Sirous Namazi, Carpet, 2014, printed Saxony carpet, 8 1/4“ × 7' 2 1/2” × 10' 6".

Sirous Namazi, Carpet, 2014, printed Saxony carpet, 8 1/4“ × 7' 2 1/2” × 10' 6".

Sirous Namazi

Sirous Namazi, Carpet, 2014, printed Saxony carpet, 8 1/4“ × 7' 2 1/2” × 10' 6".

On November 15, 1978, the family home of the artist Sirous Namazi, located in Shiraz, Iran, was looted and vandalized as part of a systematic persecution of adherents of the Baha’i faith. No one was home. When the family returned to assess the damage, a friend took four snapshots—the only remaining evidence of what the house looked like. The photos show it as a wreck, as if a tornado had torn it apart. Namazi was eight years old then. What followed was years of hiding in the volatile political climate of Khomeini’s Iran until, with the help of smugglers, he and his siblings got to Pakistan and later, as refugees, arrived in Lund, Sweden. Their parents followed three years later.

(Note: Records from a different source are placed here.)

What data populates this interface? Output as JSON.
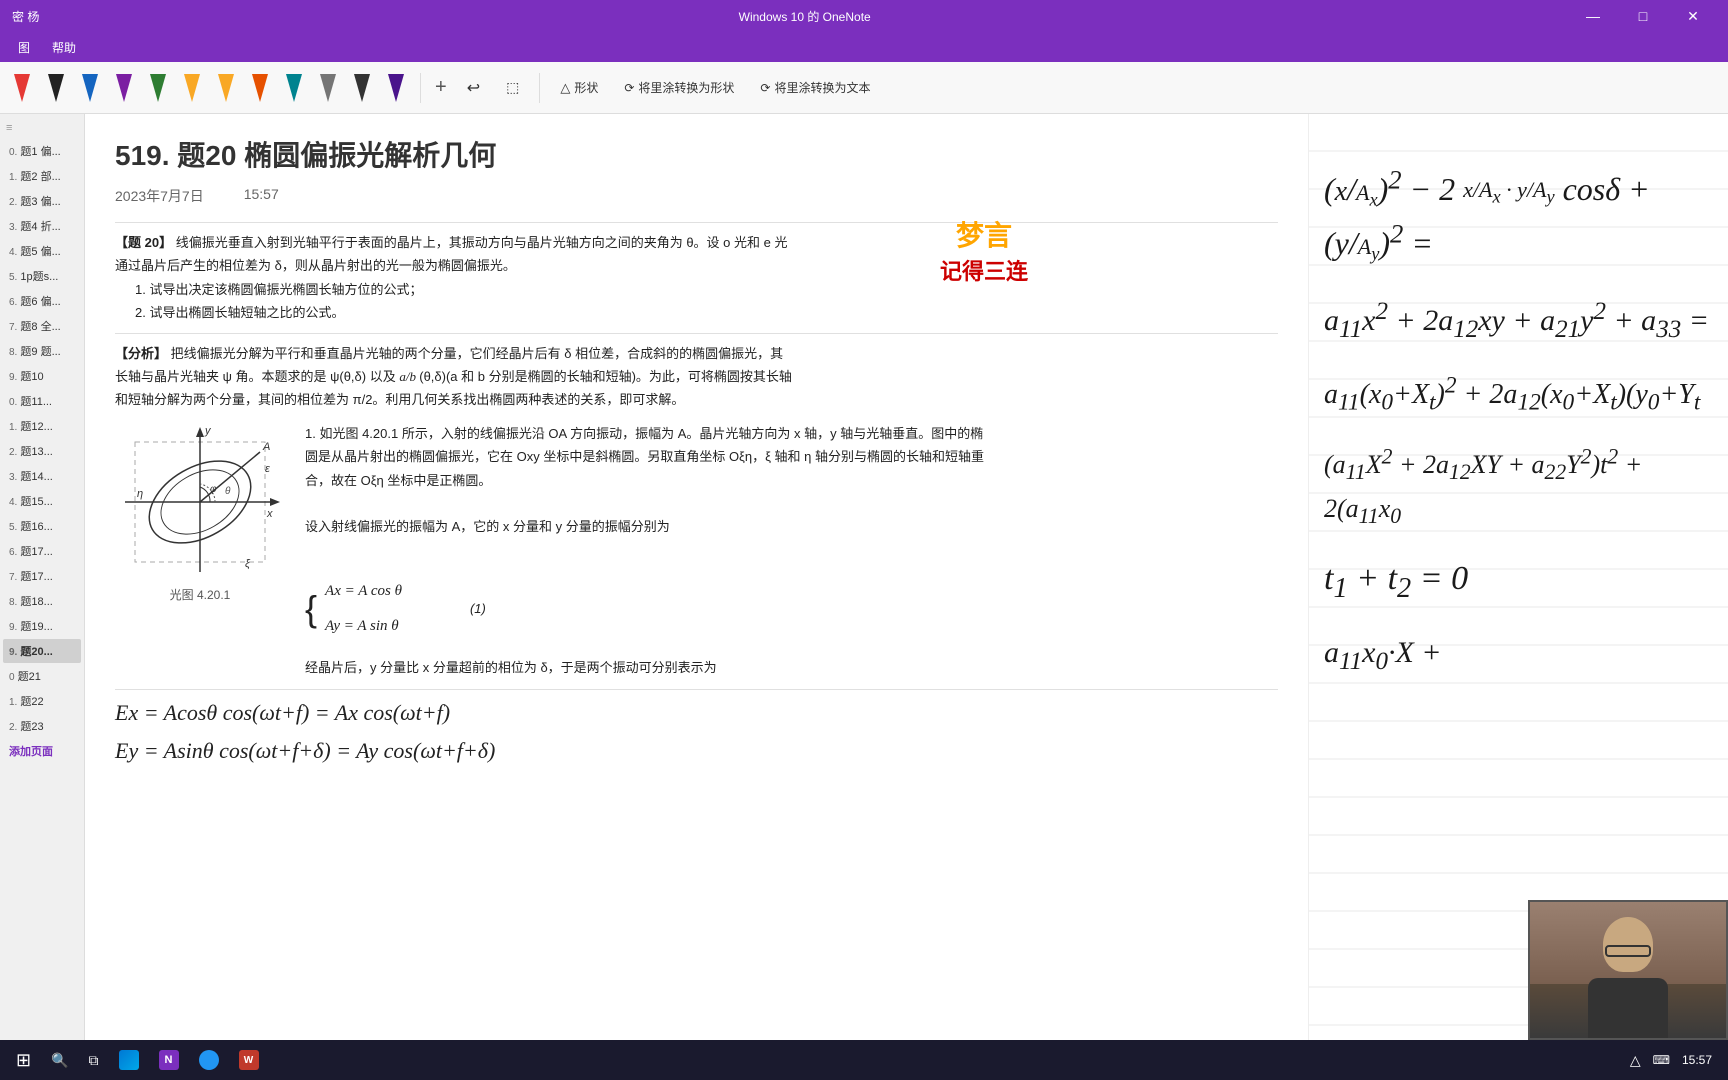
{
  "titlebar": {
    "title": "Windows 10 的 OneNote",
    "user": "密 杨",
    "min_btn": "—",
    "max_btn": "□",
    "close_btn": "✕"
  },
  "menubar": {
    "items": [
      "图",
      "帮助"
    ]
  },
  "toolbar": {
    "shape_btn": "形状",
    "convert_to_shape": "将里涂转换为形状",
    "convert_to_text": "将里涂转换为文本",
    "plus_btn": "+",
    "undo_btn": "↩",
    "lasso_btn": "⬚"
  },
  "sidebar": {
    "items": [
      {
        "number": "0.",
        "label": "题1 偏..."
      },
      {
        "number": "1.",
        "label": "题2 部..."
      },
      {
        "number": "2.",
        "label": "题3 偏..."
      },
      {
        "number": "3.",
        "label": "题4 折..."
      },
      {
        "number": "4.",
        "label": "题5 偏..."
      },
      {
        "number": "5.",
        "label": "1p题s..."
      },
      {
        "number": "6.",
        "label": "题6 偏..."
      },
      {
        "number": "7.",
        "label": "题8 全..."
      },
      {
        "number": "8.",
        "label": "题9 题..."
      },
      {
        "number": "9.",
        "label": "题10"
      },
      {
        "number": "0.",
        "label": "题11..."
      },
      {
        "number": "1.",
        "label": "题12..."
      },
      {
        "number": "2.",
        "label": "题13..."
      },
      {
        "number": "3.",
        "label": "题14..."
      },
      {
        "number": "4.",
        "label": "题15..."
      },
      {
        "number": "5.",
        "label": "题16..."
      },
      {
        "number": "6.",
        "label": "题17..."
      },
      {
        "number": "7.",
        "label": "题17..."
      },
      {
        "number": "8.",
        "label": "题18..."
      },
      {
        "number": "9.",
        "label": "题19..."
      },
      {
        "number": "9.",
        "label": "题20...",
        "active": true
      },
      {
        "number": "0",
        "label": "题21"
      },
      {
        "number": "1.",
        "label": "题22"
      },
      {
        "number": "2.",
        "label": "题23"
      },
      {
        "number": "",
        "label": "添加页面"
      }
    ]
  },
  "page": {
    "title": "519.  题20 椭圆偏振光解析几何",
    "date": "2023年7月7日",
    "time": "15:57",
    "name_stamp": "梦言",
    "name_stamp_sub": "记得三连",
    "topic_label": "【题 20】",
    "topic_text": "线偏振光垂直入射到光轴平行于表面的晶片上，其振动方向与晶片光轴方向之间的夹角为 θ。设 o 光和 e 光通过晶片后产生的相位差为 δ，则从晶片射出的光一般为椭圆偏振光。",
    "q1": "1. 试导出决定该椭圆偏振光椭圆长轴方位的公式；",
    "q2": "2. 试导出椭圆长轴短轴之比的公式。",
    "analysis_label": "【分析】",
    "analysis_text": "把线偏振光分解为平行和垂直晶片光轴的两个分量，它们经晶片后有 δ 相位差，合成斜的的椭圆偏振光，其长轴与晶片光轴夹 ψ 角。本题求的是 ψ(θ,δ) 以及",
    "analysis_text2": "(θ,δ)(a 和 b 分别是椭圆的长轴和短轴)。为此，可将椭圆按其长轴和短轴分解为两个分量，其间的相位差为 π/2。利用几何关系找出椭圆两种表述的关系，即可求解。",
    "analysis_1": "1. 如光图 4.20.1 所示，入射的线偏振光沿 OA 方向振动，振幅为 A。晶片光轴方向为 x 轴，y 轴与光轴垂直。图中的椭圆是从晶片射出的椭圆偏振光，它在 Oxy 坐标中是斜椭圆。另取直角坐标 Oξη，ξ 轴和 η 轴分别与椭圆的长轴和短轴重合，故在 Oξη 坐标中是正椭圆。",
    "analysis_2": "设入射线偏振光的振幅为 A，它的 x 分量和 y 分量的振幅分别为",
    "brace_eq1": "Ax = A cos θ",
    "brace_eq2": "Ay = A sin θ",
    "eq_number": "(1)",
    "caption": "光图 4.20.1",
    "analysis_3": "经晶片后，y 分量比 x 分量超前的相位为 δ，于是两个振动可分别表示为",
    "eq_Ex": "Ex = Acosθ  cos(ωt+f)  = Ax cos(ωt+f)",
    "eq_Ey": "Ey = Asinθ  cos(ωt+f+δ) = Ay cos(ωt+f+δ)"
  },
  "right_panel": {
    "eq1": "(x/Ax)² - 2(x/Ax)(y/Ay)cosδ + (y/Ay)² =",
    "eq2": "a₁₁x² + 2a₁₂xy + a₂₁y² + a₃₃ =",
    "eq3": "a₁₁(x₀+Xt)² + 2a₁₂(x₀+Xt)(y₀+Yt",
    "eq4": "(a₁₁X² + 2a₁₂XY + a₂₂Y²)t² + 2(a₁₁x₀",
    "eq5": "t₁ + t₂ = 0",
    "eq6": "a₁₁x₀·X +"
  },
  "taskbar": {
    "time": "15:57",
    "notifications": "△",
    "start": "⊞"
  }
}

Such is the story behind Namazi’s exhibition “Twelve Thirty,” an exercise in memory, an attempt to reconstruct what was just outside the edges of the four now-faded images, which are presented in the accompanying catalogue. In a collective effort, Namazi, his siblings, and his parents have done their best to recall what the house and its contents looked like, and the artist has done his best to reconstruct them. Namazi crudely sketched the vague memories, processed them into advanced computer models, and painstakingly rendered them by hand into sculptures, seven of which (all 2014) were included in the exhibition. (The show also featured an older video from 1996.)

A door, the small staircase that once led up to it, and window blinds were displayed in the gallery’s first room. In the next was a mirror, a chandelier, and a turquoise sink with chrome-colored fixtures. In the final room lay a carpet. Though it might at first have seemed that the exhibition was an attempt to spatially reconstruct the house, there was much to suggest that this was not the case. There was no pretending that these were functional lamps or sinks or doors. Rather, each object was placed (or rather misplaced) in such a way as to quash any sense of function beyond just being sculpture. The chandelier, for instance, stands on a low pedestal and, although it lights up, it never seems to be a lamp but is, rather strictly, a remembered object. The same goes for the sink, which is freestanding and presented at a height that renders it nonfunctional.

A home is made up of banal stuff like sinks, utterly familiar things routinely interacted with but difficult to recall in detail. The reconstruction of a lost object can transform the substance of its memory. By presenting the sink as turquoise, Namazi can make us forget that it might not have been that color at all. But who knows? His brother wonders whether the sink wasn’t purple. The objects in this exhibition were thus steeped in uncertainty. They neither resolve the past nor reconcile with the present. Their purpose seems not to be reenactment; they are neither fictional nor real. History is not settled. They are things subject to fickle memory and poised by the artist to remain undetermined. Rather than exactness and historical accuracy, what they evoke is the impassioned need for their remembrance. Outside the edges of the images lay not only the objects themselves but also the reasons for a home being vandalized, an art of persecution whose effects linger continues to this day.

Theodor Ringborg